• TASK INSTRUCTIONS: Note every line in the entries that contains the string "Ctrl", and copy it.

• AVAILABLE DATA:
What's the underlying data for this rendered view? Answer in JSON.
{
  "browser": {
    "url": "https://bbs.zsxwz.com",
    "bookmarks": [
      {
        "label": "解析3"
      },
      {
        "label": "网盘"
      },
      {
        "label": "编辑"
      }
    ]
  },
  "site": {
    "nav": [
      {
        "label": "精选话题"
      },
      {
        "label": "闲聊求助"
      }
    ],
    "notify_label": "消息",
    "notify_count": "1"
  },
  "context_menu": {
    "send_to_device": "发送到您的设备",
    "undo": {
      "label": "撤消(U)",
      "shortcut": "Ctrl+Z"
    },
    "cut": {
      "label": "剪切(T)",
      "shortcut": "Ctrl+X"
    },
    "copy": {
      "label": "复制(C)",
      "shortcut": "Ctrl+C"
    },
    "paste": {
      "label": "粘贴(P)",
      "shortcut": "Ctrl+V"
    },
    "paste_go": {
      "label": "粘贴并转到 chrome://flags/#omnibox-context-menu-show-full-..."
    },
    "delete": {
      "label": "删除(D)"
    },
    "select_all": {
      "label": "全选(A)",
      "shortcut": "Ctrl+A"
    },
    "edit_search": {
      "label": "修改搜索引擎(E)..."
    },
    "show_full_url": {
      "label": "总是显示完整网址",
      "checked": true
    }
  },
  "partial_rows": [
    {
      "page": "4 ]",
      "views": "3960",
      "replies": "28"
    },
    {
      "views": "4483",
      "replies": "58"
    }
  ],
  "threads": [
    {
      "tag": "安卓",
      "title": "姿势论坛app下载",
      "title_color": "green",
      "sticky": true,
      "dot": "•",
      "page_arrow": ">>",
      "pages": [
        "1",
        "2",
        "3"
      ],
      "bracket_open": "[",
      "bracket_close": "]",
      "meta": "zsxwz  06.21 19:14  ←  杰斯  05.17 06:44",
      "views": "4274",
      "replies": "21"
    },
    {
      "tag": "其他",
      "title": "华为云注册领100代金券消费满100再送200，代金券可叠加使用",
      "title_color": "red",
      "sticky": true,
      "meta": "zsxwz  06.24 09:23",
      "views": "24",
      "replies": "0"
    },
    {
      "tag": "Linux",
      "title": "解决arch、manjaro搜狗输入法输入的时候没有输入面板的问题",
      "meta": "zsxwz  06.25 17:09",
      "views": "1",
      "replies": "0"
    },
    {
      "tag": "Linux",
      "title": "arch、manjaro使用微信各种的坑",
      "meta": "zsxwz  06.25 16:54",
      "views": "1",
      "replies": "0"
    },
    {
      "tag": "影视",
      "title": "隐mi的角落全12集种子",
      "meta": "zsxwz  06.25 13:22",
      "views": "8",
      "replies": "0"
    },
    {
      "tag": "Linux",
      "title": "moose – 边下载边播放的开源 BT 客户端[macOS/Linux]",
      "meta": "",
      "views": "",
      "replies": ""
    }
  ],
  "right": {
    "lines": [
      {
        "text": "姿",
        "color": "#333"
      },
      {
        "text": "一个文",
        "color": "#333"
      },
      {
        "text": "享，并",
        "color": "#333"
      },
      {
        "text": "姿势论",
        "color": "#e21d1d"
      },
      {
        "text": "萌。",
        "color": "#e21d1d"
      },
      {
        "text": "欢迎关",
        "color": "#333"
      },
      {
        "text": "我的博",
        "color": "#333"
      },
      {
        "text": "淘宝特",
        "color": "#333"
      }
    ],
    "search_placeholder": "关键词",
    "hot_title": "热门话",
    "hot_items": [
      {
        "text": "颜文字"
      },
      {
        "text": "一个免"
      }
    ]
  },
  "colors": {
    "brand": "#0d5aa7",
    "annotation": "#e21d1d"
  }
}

• OUTPUT:
      "shortcut": "Ctrl+Z"
      "shortcut": "Ctrl+X"
      "shortcut": "Ctrl+C"
      "shortcut": "Ctrl+V"
      "shortcut": "Ctrl+A"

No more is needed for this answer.